Dataset excerpts:
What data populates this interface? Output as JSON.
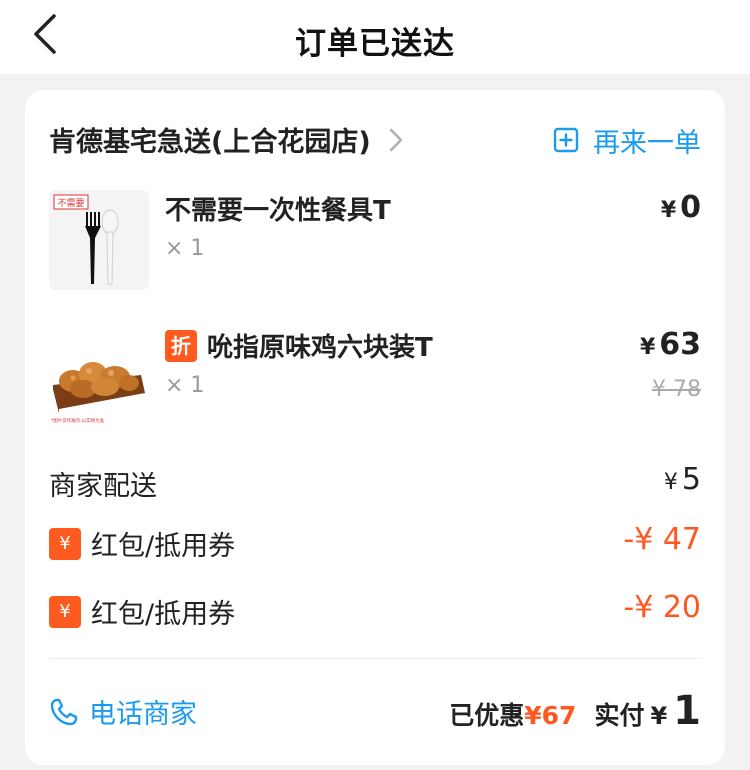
{
  "header": {
    "title": "订单已送达"
  },
  "shop": {
    "name": "肯德基宅急送(上合花园店)",
    "reorder_label": "再来一单"
  },
  "items": [
    {
      "name": "不需要一次性餐具T",
      "qty": "× 1",
      "currency": "¥",
      "price": "0",
      "thumb_tag": "不需要"
    },
    {
      "badge": "折",
      "name": "吮指原味鸡六块装T",
      "qty": "× 1",
      "currency": "¥",
      "price": "63",
      "original_price": "¥ 78",
      "thumb_caption": "*图片仅作展示,以实物为准"
    }
  ],
  "fees": {
    "delivery": {
      "label": "商家配送",
      "currency": "¥",
      "value": "5"
    },
    "coupons": [
      {
        "icon": "¥",
        "label": "红包/抵用券",
        "value": "-¥ 47"
      },
      {
        "icon": "¥",
        "label": "红包/抵用券",
        "value": "-¥ 20"
      }
    ]
  },
  "footer": {
    "call_label": "电话商家",
    "saved_label": "已优惠",
    "saved_amount": "¥67",
    "paid_label": "实付",
    "paid_currency": "¥",
    "paid_amount": "1"
  },
  "colors": {
    "accent": "#1b9bf0",
    "discount": "#ff5722",
    "badge": "#ff5a1f"
  }
}
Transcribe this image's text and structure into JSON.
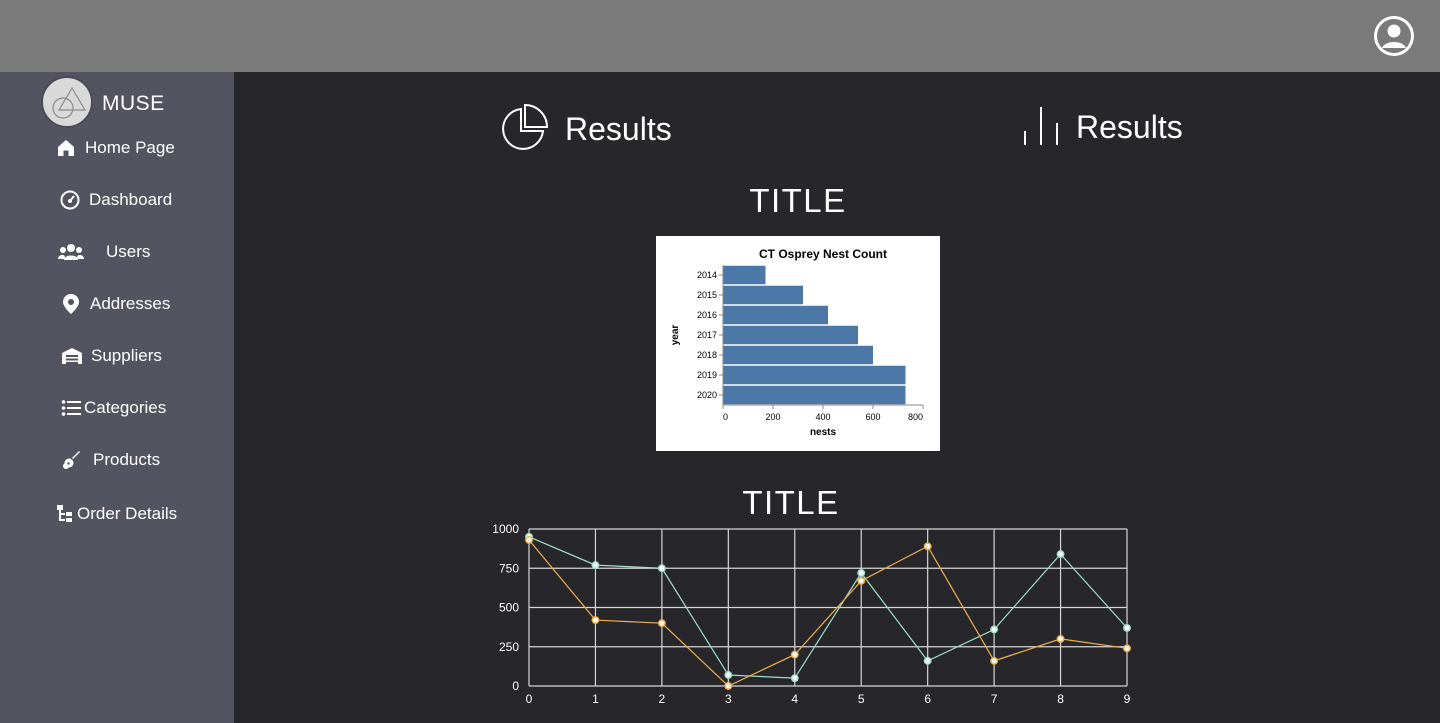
{
  "app": {
    "brand": "MUSE"
  },
  "header": {
    "profile_icon": "user-circle-icon"
  },
  "sidebar": {
    "items": [
      {
        "label": "Home Page",
        "icon": "home-icon"
      },
      {
        "label": "Dashboard",
        "icon": "speedometer-icon"
      },
      {
        "label": "Users",
        "icon": "users-icon"
      },
      {
        "label": "Addresses",
        "icon": "map-pin-icon"
      },
      {
        "label": "Suppliers",
        "icon": "warehouse-icon"
      },
      {
        "label": "Categories",
        "icon": "list-icon"
      },
      {
        "label": "Products",
        "icon": "guitar-icon"
      },
      {
        "label": "Order Details",
        "icon": "tree-icon"
      }
    ]
  },
  "main": {
    "results_left": {
      "label": "Results",
      "icon": "pie-chart-icon"
    },
    "results_right": {
      "label": "Results",
      "icon": "bar-chart-icon"
    },
    "bar_section_title": "TITLE",
    "line_section_title": "TITLE"
  },
  "colors": {
    "background": "#27272b",
    "sidebar": "#545460",
    "topbar": "#7a7a7a",
    "bar": "#4c78a8",
    "series_green": "#9fe0c8",
    "series_orange": "#f0b04a"
  },
  "chart_data": [
    {
      "type": "bar",
      "orientation": "horizontal",
      "title": "CT Osprey Nest Count",
      "xlabel": "nests",
      "ylabel": "year",
      "categories": [
        "2014",
        "2015",
        "2016",
        "2017",
        "2018",
        "2019",
        "2020"
      ],
      "values": [
        170,
        320,
        420,
        540,
        600,
        730,
        730
      ],
      "xlim": [
        0,
        800
      ],
      "xticks": [
        0,
        200,
        400,
        600,
        800
      ]
    },
    {
      "type": "line",
      "x": [
        0,
        1,
        2,
        3,
        4,
        5,
        6,
        7,
        8,
        9
      ],
      "ylim": [
        0,
        1000
      ],
      "yticks": [
        0,
        250,
        500,
        750,
        1000
      ],
      "grid": true,
      "series": [
        {
          "color": "#9fe0c8",
          "values": [
            950,
            770,
            750,
            70,
            50,
            720,
            160,
            360,
            840,
            370
          ]
        },
        {
          "color": "#f0b04a",
          "values": [
            930,
            420,
            400,
            0,
            200,
            670,
            890,
            160,
            300,
            240
          ]
        }
      ]
    }
  ]
}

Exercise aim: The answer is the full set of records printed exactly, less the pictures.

Expected answer:
What data populates this interface? Output as JSON.
{
  "header": {
    "title": "订单已送达"
  },
  "shop": {
    "name": "肯德基宅急送(上合花园店)",
    "reorder_label": "再来一单"
  },
  "items": [
    {
      "name": "不需要一次性餐具T",
      "qty": "× 1",
      "currency": "¥",
      "price": "0",
      "thumb_tag": "不需要"
    },
    {
      "badge": "折",
      "name": "吮指原味鸡六块装T",
      "qty": "× 1",
      "currency": "¥",
      "price": "63",
      "original_price": "¥ 78",
      "thumb_caption": "*图片仅作展示,以实物为准"
    }
  ],
  "fees": {
    "delivery": {
      "label": "商家配送",
      "currency": "¥",
      "value": "5"
    },
    "coupons": [
      {
        "icon": "¥",
        "label": "红包/抵用券",
        "value": "-¥ 47"
      },
      {
        "icon": "¥",
        "label": "红包/抵用券",
        "value": "-¥ 20"
      }
    ]
  },
  "footer": {
    "call_label": "电话商家",
    "saved_label": "已优惠",
    "saved_amount": "¥67",
    "paid_label": "实付",
    "paid_currency": "¥",
    "paid_amount": "1"
  },
  "colors": {
    "accent": "#1b9bf0",
    "discount": "#ff5722",
    "badge": "#ff5a1f"
  }
}
Transcribe this image's text and structure into JSON.
{
  "app": {
    "brand": "MUSE"
  },
  "header": {
    "profile_icon": "user-circle-icon"
  },
  "sidebar": {
    "items": [
      {
        "label": "Home Page",
        "icon": "home-icon"
      },
      {
        "label": "Dashboard",
        "icon": "speedometer-icon"
      },
      {
        "label": "Users",
        "icon": "users-icon"
      },
      {
        "label": "Addresses",
        "icon": "map-pin-icon"
      },
      {
        "label": "Suppliers",
        "icon": "warehouse-icon"
      },
      {
        "label": "Categories",
        "icon": "list-icon"
      },
      {
        "label": "Products",
        "icon": "guitar-icon"
      },
      {
        "label": "Order Details",
        "icon": "tree-icon"
      }
    ]
  },
  "main": {
    "results_left": {
      "label": "Results",
      "icon": "pie-chart-icon"
    },
    "results_right": {
      "label": "Results",
      "icon": "bar-chart-icon"
    },
    "bar_section_title": "TITLE",
    "line_section_title": "TITLE"
  },
  "colors": {
    "background": "#27272b",
    "sidebar": "#545460",
    "topbar": "#7a7a7a",
    "bar": "#4c78a8",
    "series_green": "#9fe0c8",
    "series_orange": "#f0b04a"
  },
  "chart_data": [
    {
      "type": "bar",
      "orientation": "horizontal",
      "title": "CT Osprey Nest Count",
      "xlabel": "nests",
      "ylabel": "year",
      "categories": [
        "2014",
        "2015",
        "2016",
        "2017",
        "2018",
        "2019",
        "2020"
      ],
      "values": [
        170,
        320,
        420,
        540,
        600,
        730,
        730
      ],
      "xlim": [
        0,
        800
      ],
      "xticks": [
        0,
        200,
        400,
        600,
        800
      ]
    },
    {
      "type": "line",
      "x": [
        0,
        1,
        2,
        3,
        4,
        5,
        6,
        7,
        8,
        9
      ],
      "ylim": [
        0,
        1000
      ],
      "yticks": [
        0,
        250,
        500,
        750,
        1000
      ],
      "grid": true,
      "series": [
        {
          "color": "#9fe0c8",
          "values": [
            950,
            770,
            750,
            70,
            50,
            720,
            160,
            360,
            840,
            370
          ]
        },
        {
          "color": "#f0b04a",
          "values": [
            930,
            420,
            400,
            0,
            200,
            670,
            890,
            160,
            300,
            240
          ]
        }
      ]
    }
  ]
}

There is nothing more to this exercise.